The head of acquisitions at the VW Group said that the deficit could be slightly reduced in the second half of this year.
The Volkswagen Group does not expect the global semiconductor shortfall to end this year, although it is expected to decline slightly in the second half, the carmaker’s chief purchasing officer said.
“The volatile situation will affect us at least after the first half of this year,” said Murat Aksel, head of procurement for VW and VW Group.
Automakers around the world have been hit by a shortage of semiconductors due to supply chain disruptions due to COVID-19, as well as growing demand for semiconductors from consumer electronics companies.
The estimated total lost volume since the beginning of the shortage in 2021 was 10.81 million units at the end of January, said Sam Fiorani of AutoForecast Solutions. The total volume lost so far in 2022 is 370,486 units, he said.
Problems for Volkswagen
Moreover, Volkswagen plans to reduce almost all night shifts at its main plant in Germany, as Europe’s largest carmaker continues to struggle with the semiconductor crisis.

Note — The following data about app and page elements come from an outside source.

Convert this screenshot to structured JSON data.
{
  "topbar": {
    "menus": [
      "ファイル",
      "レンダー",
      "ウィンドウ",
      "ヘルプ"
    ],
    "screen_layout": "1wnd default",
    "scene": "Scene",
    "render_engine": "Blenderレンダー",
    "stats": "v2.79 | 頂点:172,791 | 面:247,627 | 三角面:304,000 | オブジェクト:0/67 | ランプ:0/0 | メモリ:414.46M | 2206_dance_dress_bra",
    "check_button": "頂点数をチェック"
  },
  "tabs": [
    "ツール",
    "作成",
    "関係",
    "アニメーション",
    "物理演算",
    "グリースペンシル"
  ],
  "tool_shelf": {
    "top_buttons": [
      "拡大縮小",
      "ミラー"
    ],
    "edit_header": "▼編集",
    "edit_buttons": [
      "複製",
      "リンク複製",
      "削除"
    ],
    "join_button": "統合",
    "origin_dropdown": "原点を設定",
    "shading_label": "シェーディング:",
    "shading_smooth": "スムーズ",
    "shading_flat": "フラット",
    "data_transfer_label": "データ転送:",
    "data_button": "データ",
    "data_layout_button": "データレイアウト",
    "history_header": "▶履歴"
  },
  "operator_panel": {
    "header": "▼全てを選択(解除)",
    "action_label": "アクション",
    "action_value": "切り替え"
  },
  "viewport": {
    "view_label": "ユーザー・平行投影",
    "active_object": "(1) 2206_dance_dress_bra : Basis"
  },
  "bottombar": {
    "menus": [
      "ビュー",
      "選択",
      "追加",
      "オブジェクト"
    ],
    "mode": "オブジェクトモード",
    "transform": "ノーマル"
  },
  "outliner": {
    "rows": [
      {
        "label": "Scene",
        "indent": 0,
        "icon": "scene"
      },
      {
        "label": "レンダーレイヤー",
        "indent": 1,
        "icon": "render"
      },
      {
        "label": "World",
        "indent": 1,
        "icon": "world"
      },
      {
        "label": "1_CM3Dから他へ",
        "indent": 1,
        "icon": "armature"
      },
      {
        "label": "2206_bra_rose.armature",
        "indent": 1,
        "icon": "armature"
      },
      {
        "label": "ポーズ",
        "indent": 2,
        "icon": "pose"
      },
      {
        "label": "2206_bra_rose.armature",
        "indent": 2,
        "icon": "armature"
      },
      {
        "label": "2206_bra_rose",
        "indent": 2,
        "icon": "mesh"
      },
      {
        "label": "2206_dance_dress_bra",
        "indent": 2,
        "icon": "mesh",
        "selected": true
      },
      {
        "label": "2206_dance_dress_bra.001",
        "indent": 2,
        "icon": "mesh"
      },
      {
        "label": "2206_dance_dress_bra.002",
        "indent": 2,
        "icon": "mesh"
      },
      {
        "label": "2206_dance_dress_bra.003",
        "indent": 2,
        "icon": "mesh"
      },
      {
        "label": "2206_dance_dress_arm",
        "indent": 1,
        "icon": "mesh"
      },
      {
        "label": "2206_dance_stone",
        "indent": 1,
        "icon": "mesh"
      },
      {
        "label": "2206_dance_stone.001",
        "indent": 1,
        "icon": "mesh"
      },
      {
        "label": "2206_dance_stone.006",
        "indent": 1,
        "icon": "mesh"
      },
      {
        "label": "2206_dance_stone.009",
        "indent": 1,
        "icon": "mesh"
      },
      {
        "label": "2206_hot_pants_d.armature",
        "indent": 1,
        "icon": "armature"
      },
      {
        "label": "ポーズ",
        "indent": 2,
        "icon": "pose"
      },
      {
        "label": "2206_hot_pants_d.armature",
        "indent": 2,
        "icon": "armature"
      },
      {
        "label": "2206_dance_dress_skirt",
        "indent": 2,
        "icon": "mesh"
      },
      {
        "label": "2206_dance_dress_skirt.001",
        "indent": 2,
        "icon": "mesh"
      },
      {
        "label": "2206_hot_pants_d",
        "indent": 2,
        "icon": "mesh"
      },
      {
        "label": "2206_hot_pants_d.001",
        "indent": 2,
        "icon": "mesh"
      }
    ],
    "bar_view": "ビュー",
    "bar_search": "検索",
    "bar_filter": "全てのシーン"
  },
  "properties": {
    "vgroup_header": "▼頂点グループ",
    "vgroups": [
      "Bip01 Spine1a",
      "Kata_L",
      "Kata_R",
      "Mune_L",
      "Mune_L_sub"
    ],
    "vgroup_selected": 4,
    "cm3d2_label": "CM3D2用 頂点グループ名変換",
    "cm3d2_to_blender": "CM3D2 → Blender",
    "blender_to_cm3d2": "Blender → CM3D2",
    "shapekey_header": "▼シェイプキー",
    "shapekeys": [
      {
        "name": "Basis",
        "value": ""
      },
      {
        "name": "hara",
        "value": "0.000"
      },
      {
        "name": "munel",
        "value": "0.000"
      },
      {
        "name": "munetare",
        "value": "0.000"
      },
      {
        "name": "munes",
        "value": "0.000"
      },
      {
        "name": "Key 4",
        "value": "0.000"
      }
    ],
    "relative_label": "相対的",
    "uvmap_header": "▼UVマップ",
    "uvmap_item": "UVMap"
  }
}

VW will reduce the night shift, which gives workers extra pay, from the beginning of the second quarter on three assembly lines in Wolfsburg, the carmaker said.
The global shortage of chips last year forced VW to reduce production at its Wolfsburg plant. The factory produces the VW Golf, which was consistently the best-selling car in Europe, including last year, with a volume of 205,720, despite a decrease of 27%.
The decision to interrupt the night shift was made in response to repeated cancellations with short notice and the need to lay off workers, the company said.
“It is inevitable that we will adapt our model of change to stay competitive and secure long-term jobs,” said Gunnar Kilian, a member of the board of directors responsible for staff. “Unfortunately, this step will also involve reductions in the workforce and the loss of hardship allowances for the night shift.”